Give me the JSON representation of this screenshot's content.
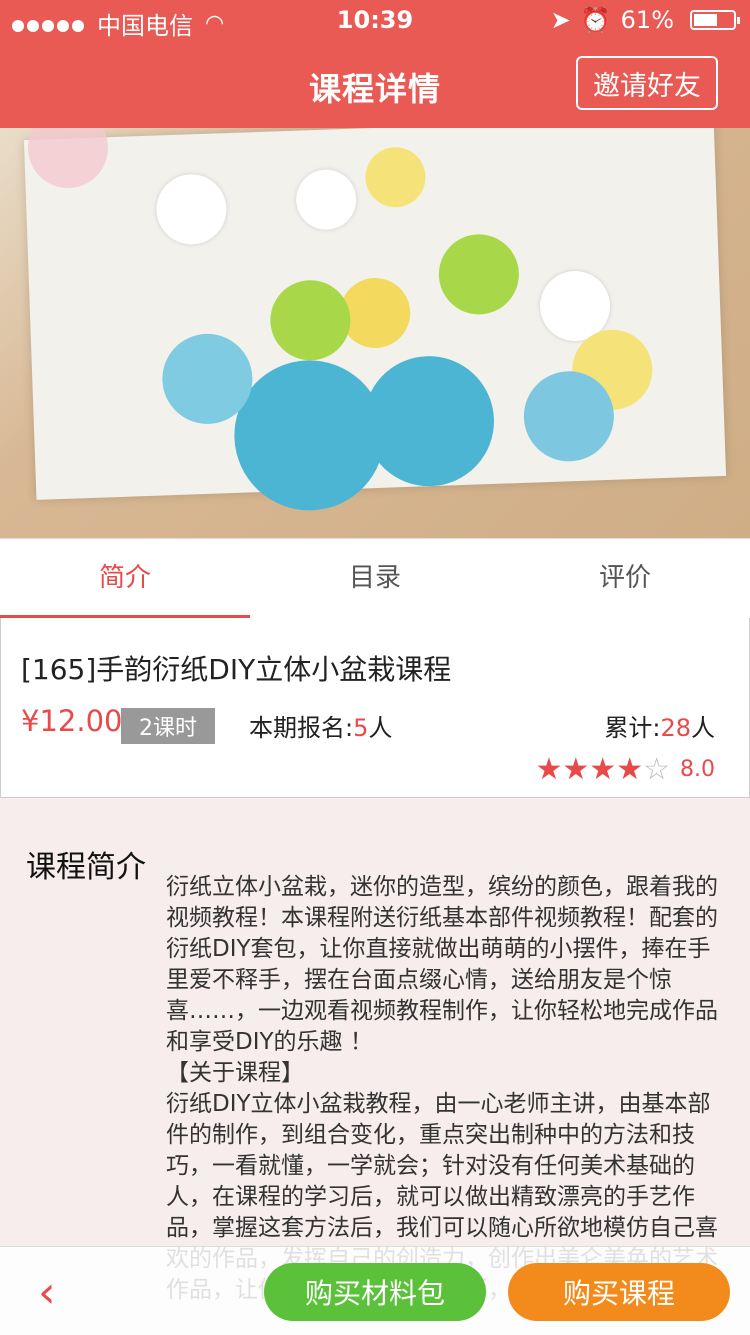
{
  "status_bar": {
    "carrier": "中国电信",
    "time": "10:39",
    "battery": "61%",
    "battery_level": 0.61
  },
  "nav": {
    "title": "课程详情",
    "invite_label": "邀请好友"
  },
  "banner": {
    "slide_count": 5,
    "active_slide": 1
  },
  "tabs": [
    {
      "label": "简介"
    },
    {
      "label": "目录"
    },
    {
      "label": "评价"
    }
  ],
  "course": {
    "title": "[165]手韵衍纸DIY立体小盆栽课程",
    "price": "¥12.00",
    "lessons": "2课时",
    "enroll_label": "本期报名:",
    "enroll_count": "5",
    "person_unit": "人",
    "total_label": "累计:",
    "total_count": "28",
    "rating": "8.0",
    "stars_filled": 4,
    "stars_total": 5
  },
  "intro": {
    "label": "课程简介",
    "text": "衍纸立体小盆栽，迷你的造型，缤纷的颜色，跟着我的视频教程！本课程附送衍纸基本部件视频教程！配套的衍纸DIY套包，让你直接就做出萌萌的小摆件，捧在手里爱不释手，摆在台面点缀心情，送给朋友是个惊喜……，一边观看视频教程制作，让你轻松地完成作品和享受DIY的乐趣 ！\n【关于课程】\n衍纸DIY立体小盆栽教程，由一心老师主讲，由基本部件的制作，到组合变化，重点突出制种中的方法和技巧，一看就懂，一学就会；针对没有任何美术基础的人，在课程的学习后，就可以做出精致漂亮的手艺作品，掌握这套方法后，我们可以随心所欲地模仿自己喜欢的作品，发挥自己的创造力，创作出美仑美奂的艺术作品，让你的生活更加丰富多彩，也让你收获满满！"
  },
  "bottom": {
    "back_icon": "‹",
    "buy_material_label": "购买材料包",
    "buy_course_label": "购买课程"
  }
}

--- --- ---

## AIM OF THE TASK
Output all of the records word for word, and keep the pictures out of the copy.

## PROBLEM SOLUTION
Give me the JSON representation of this screenshot's content.
{
  "status_bar": {
    "carrier": "中国电信",
    "time": "10:39",
    "battery": "61%",
    "battery_level": 0.61
  },
  "nav": {
    "title": "课程详情",
    "invite_label": "邀请好友"
  },
  "banner": {
    "slide_count": 5,
    "active_slide": 1
  },
  "tabs": [
    {
      "label": "简介"
    },
    {
      "label": "目录"
    },
    {
      "label": "评价"
    }
  ],
  "course": {
    "title": "[165]手韵衍纸DIY立体小盆栽课程",
    "price": "¥12.00",
    "lessons": "2课时",
    "enroll_label": "本期报名:",
    "enroll_count": "5",
    "person_unit": "人",
    "total_label": "累计:",
    "total_count": "28",
    "rating": "8.0",
    "stars_filled": 4,
    "stars_total": 5
  },
  "intro": {
    "label": "课程简介",
    "text": "衍纸立体小盆栽，迷你的造型，缤纷的颜色，跟着我的视频教程！本课程附送衍纸基本部件视频教程！配套的衍纸DIY套包，让你直接就做出萌萌的小摆件，捧在手里爱不释手，摆在台面点缀心情，送给朋友是个惊喜……，一边观看视频教程制作，让你轻松地完成作品和享受DIY的乐趣 ！\n【关于课程】\n衍纸DIY立体小盆栽教程，由一心老师主讲，由基本部件的制作，到组合变化，重点突出制种中的方法和技巧，一看就懂，一学就会；针对没有任何美术基础的人，在课程的学习后，就可以做出精致漂亮的手艺作品，掌握这套方法后，我们可以随心所欲地模仿自己喜欢的作品，发挥自己的创造力，创作出美仑美奂的艺术作品，让你的生活更加丰富多彩，也让你收获满满！"
  },
  "bottom": {
    "back_icon": "‹",
    "buy_material_label": "购买材料包",
    "buy_course_label": "购买课程"
  }
}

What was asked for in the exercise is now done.